- [Requirement] Check every line of the entries below for the word "JSON", and copy the ones that have it.
····················
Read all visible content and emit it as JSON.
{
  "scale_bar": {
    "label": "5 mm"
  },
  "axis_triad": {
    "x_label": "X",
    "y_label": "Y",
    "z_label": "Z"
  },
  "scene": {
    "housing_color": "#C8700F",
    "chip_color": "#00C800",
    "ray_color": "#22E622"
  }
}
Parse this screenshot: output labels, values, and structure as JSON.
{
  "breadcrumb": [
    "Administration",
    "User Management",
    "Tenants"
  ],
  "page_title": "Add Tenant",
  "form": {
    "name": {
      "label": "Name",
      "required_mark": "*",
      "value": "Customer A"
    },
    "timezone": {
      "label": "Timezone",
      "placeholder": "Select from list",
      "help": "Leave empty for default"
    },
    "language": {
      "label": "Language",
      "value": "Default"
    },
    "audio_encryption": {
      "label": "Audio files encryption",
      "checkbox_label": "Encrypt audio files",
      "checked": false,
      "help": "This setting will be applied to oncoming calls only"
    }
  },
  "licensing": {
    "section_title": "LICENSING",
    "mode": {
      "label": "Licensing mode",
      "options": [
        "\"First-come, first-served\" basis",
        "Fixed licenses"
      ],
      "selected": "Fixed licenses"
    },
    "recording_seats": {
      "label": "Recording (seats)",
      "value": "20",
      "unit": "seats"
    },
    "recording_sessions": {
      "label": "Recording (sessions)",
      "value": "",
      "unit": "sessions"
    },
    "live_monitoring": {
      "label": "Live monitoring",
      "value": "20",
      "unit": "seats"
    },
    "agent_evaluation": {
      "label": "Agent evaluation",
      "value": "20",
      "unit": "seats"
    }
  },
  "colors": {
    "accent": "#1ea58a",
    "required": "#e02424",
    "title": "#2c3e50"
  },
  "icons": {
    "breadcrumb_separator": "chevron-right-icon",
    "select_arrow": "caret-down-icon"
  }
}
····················
- [Worked solution]
Read all visible content and emit it as JSON.
Parse this screenshot: output labels, values, and structure as JSON.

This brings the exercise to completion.